The Gorkha Earthquake of 2015 brought back the discussion of Guthis to mainstream media as it highlighted the fact that the dissolution of many Guthis had left traditional public infrastructures without a state framework to ensure their maintenance and reconstruction. The renewed interest is a positive as a Guthi is not just simply a legacy of the past but a unique historical institution that continues to have relevance in the contemporary context, the parallels of which are rarely found elsewhere in the world.
Guthis do have parallels with commons-oriented organization such as User Committees and Cooperatives but they also have some intrinsic characteristics which may not adhere to western standards, which seem to be the ideal model for modernization. Guthis are based on kinship and this is what makes them special. User Committees, cooperatives or NGOs lack this feature while it is the strength of Guthis. This aspect of Guthis gives them the ability to continue to function with minimum, or in some cases, even no state support. People participate in their Guthis because they have a feeling of accountability towards one’s own community. If Guthis are discontinued in their current form and formed through bureaucratic or political appointments of new members based on technical ability, as per the proposed bill, Guthis will become like donor driven NGOs or technocratic semi-government agencies; neither of which will be as resilient or effective.
There have already been opinions that the bill needs to be scrapped. But rather than being scrapped, the bill needs to be rewritten through consultation with the stakeholders, who are the Guthiyars themselves.
There are more serious flaws in the registered bill that can be pointed out which explains why there has been widespread criticism against it. The provision to allow selling of Guthi owned land is illogical if the act is aimed for the betterment of the Guthis.
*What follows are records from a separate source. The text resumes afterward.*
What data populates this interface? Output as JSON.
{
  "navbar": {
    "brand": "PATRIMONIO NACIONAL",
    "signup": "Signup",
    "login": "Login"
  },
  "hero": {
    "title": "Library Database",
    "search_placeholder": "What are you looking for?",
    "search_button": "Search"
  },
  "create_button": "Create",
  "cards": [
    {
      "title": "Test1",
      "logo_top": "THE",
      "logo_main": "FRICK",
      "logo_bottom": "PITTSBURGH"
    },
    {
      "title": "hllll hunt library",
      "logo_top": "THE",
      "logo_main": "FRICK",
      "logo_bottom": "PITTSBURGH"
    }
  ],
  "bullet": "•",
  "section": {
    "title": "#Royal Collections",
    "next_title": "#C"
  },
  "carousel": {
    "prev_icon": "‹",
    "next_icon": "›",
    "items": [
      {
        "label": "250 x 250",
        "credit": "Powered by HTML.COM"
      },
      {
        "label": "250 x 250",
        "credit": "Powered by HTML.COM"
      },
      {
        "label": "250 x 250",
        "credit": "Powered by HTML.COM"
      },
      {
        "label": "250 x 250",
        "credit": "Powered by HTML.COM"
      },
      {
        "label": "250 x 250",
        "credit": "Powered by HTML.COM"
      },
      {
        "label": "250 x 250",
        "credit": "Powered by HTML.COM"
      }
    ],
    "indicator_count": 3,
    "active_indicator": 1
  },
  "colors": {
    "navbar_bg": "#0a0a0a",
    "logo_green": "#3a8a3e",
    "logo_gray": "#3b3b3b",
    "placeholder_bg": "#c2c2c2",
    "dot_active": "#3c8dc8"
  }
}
Previous reforms have shown that allowing Guthisyars to privatize and sell Guthi lands will only render the Guthis defunct. Yet the provisions in the new bill for selling of Guthi lands suggests that the claims of the bill facilitating the notorious “land-mafia” is most likely true. The bill also fails to take into consideration how deeply pervasive Guthis are within the Newar societal structure (this is not seen among other communities) and for that reason not all private Guthis can or should be subjected to intervention from a state authority. Moreover, the bill fails to adequately understand the overall features of Guthis and continues with the flawed state definition of Guthis being merely a religious trust or land tenure system. There have already been opinions that the bill needs to be scrapped. But rather than being scrapped, the bill needs to be rewritten through consultation with the stakeholders, who are the Guthiyars themselves.
It has to be pointed out that the step of the government has brought a fresh new round of discussions on the Guthi institution, and this can be taken as a silver lining. The younger generations were rapidly losing the sense of the importance of Guthis. Perhaps, this trend may now even take a u-turn; this will certainly be for the good of the Newar community, Kathmandu valley and Nepal in general. Guthi is a unique institution of governance which encompasses communities into the framework of state functions as active participants.
In the time where citizen participation is an aspect that is highly sought after for state governance in the most advanced states around the world, it is something special for Nepal to already have an institution that incorporates community units into the local governance framework. The Guthi institution of Nepal should not be seen as a relic of the past and it should see timely reforms. However, this should only be with thorough understanding of the institution and the implication of the introduced reforms.
Shobhit Shakya is a researcher at the Ragnar Nurkse Department of Innovation and Governance, TalTech, Estonia.